[[ DATASET RECORDS, beginning ]]

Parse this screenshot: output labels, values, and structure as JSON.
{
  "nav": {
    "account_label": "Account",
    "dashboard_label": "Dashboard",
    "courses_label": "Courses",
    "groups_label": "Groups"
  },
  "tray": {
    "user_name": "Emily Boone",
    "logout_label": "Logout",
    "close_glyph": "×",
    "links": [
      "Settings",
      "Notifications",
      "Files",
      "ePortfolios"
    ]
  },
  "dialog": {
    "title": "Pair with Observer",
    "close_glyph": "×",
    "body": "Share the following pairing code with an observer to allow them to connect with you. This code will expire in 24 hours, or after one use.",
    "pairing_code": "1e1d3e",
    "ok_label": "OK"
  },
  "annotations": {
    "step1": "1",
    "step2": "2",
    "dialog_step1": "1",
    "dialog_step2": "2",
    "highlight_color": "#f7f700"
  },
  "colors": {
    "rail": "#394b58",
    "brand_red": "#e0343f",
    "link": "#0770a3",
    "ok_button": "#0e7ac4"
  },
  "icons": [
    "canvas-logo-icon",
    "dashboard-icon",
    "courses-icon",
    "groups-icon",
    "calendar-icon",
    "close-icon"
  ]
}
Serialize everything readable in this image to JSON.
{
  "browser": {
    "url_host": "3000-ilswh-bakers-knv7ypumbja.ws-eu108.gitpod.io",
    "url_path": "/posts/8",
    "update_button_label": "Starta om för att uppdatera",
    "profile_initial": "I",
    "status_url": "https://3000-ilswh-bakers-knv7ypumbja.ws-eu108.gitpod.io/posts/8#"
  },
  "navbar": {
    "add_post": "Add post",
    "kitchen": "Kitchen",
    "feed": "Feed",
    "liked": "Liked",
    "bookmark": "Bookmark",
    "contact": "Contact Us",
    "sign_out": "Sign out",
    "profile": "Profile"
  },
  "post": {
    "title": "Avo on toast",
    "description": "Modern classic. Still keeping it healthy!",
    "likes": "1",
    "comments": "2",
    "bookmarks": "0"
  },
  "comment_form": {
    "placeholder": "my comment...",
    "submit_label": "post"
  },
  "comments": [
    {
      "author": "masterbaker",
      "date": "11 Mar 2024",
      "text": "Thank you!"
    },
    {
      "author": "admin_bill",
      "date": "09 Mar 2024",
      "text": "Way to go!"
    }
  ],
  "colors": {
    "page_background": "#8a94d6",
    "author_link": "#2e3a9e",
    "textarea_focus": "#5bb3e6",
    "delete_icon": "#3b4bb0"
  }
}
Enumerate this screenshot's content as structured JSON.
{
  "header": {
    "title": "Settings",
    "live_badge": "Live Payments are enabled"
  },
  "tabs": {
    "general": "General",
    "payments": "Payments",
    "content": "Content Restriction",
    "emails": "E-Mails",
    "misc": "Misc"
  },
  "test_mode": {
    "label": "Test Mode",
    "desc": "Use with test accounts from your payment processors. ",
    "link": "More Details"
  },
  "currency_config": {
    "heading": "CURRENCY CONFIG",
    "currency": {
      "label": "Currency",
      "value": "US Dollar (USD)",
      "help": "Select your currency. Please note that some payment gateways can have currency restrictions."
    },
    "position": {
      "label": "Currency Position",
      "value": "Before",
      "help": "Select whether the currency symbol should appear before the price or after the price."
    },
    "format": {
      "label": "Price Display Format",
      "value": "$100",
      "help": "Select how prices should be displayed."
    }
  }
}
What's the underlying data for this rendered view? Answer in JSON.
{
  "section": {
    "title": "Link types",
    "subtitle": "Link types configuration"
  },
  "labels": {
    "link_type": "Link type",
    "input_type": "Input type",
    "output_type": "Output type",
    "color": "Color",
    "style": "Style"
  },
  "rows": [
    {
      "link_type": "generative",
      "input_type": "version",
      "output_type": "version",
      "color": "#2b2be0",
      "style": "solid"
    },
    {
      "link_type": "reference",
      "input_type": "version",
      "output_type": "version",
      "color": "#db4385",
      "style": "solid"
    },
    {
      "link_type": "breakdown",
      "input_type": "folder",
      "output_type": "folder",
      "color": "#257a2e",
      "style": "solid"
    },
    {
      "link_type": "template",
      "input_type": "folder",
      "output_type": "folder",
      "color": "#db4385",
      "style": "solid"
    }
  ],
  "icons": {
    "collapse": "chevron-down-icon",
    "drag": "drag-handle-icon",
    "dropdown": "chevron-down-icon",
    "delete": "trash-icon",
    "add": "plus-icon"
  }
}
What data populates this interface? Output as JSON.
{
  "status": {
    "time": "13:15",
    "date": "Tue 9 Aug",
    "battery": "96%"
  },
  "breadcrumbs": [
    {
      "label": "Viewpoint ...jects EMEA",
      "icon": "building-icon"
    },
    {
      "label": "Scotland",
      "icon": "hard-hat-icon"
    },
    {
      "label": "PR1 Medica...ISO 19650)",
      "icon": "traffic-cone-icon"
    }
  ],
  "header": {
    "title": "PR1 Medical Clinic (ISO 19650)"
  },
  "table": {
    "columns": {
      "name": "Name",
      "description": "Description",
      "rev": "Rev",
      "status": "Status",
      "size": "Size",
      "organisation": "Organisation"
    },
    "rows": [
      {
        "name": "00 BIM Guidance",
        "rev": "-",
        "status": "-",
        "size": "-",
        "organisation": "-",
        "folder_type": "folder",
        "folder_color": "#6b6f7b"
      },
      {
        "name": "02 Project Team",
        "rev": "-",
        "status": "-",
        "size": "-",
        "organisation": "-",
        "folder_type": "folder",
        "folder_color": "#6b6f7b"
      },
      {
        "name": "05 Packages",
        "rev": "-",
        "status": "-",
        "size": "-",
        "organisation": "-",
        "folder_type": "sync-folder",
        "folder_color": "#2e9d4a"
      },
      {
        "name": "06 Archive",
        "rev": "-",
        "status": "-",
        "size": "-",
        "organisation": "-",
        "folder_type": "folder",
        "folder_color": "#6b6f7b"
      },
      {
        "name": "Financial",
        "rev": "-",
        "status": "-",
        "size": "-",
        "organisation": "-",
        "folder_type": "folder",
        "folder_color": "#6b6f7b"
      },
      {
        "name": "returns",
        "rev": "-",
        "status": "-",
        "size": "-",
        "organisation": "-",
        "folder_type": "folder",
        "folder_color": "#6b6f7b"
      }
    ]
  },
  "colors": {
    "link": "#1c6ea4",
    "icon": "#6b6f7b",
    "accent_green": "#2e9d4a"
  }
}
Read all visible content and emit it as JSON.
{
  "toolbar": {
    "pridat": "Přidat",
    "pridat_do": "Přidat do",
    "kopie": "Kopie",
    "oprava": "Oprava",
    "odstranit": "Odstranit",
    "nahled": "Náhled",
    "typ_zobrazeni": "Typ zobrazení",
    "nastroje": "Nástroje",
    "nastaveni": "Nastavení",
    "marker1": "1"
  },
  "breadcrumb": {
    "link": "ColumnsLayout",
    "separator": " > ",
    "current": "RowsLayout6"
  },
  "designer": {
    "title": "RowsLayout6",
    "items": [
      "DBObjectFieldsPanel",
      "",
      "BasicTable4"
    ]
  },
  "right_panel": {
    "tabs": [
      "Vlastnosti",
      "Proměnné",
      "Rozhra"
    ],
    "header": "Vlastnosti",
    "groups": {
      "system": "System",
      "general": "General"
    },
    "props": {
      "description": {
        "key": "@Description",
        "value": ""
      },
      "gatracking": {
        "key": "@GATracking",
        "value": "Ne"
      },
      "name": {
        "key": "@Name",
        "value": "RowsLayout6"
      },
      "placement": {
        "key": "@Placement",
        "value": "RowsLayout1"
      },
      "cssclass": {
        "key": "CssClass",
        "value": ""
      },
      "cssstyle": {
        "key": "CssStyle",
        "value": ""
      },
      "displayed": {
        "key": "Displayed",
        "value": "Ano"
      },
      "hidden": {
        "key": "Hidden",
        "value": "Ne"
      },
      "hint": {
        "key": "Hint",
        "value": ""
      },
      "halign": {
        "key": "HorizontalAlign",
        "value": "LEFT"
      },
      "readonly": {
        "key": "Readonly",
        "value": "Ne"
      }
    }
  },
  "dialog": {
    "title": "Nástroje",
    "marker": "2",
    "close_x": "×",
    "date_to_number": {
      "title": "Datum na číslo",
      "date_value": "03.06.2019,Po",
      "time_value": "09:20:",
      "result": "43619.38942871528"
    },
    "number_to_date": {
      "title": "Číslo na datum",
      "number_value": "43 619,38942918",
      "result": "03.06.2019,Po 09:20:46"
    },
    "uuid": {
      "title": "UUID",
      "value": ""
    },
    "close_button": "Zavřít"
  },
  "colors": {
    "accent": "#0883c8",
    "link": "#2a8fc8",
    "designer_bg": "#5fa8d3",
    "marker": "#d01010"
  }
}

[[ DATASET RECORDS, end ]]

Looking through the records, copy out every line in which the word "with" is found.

▶ **ANSWER SPACE**
    "title": "Pair with Observer",
    "body": "Share the following pairing code with an observer to allow them to connect with you. This code will expire in 24 hours, or after one use.",
    "desc": "Use with test accounts from your payment processors. ",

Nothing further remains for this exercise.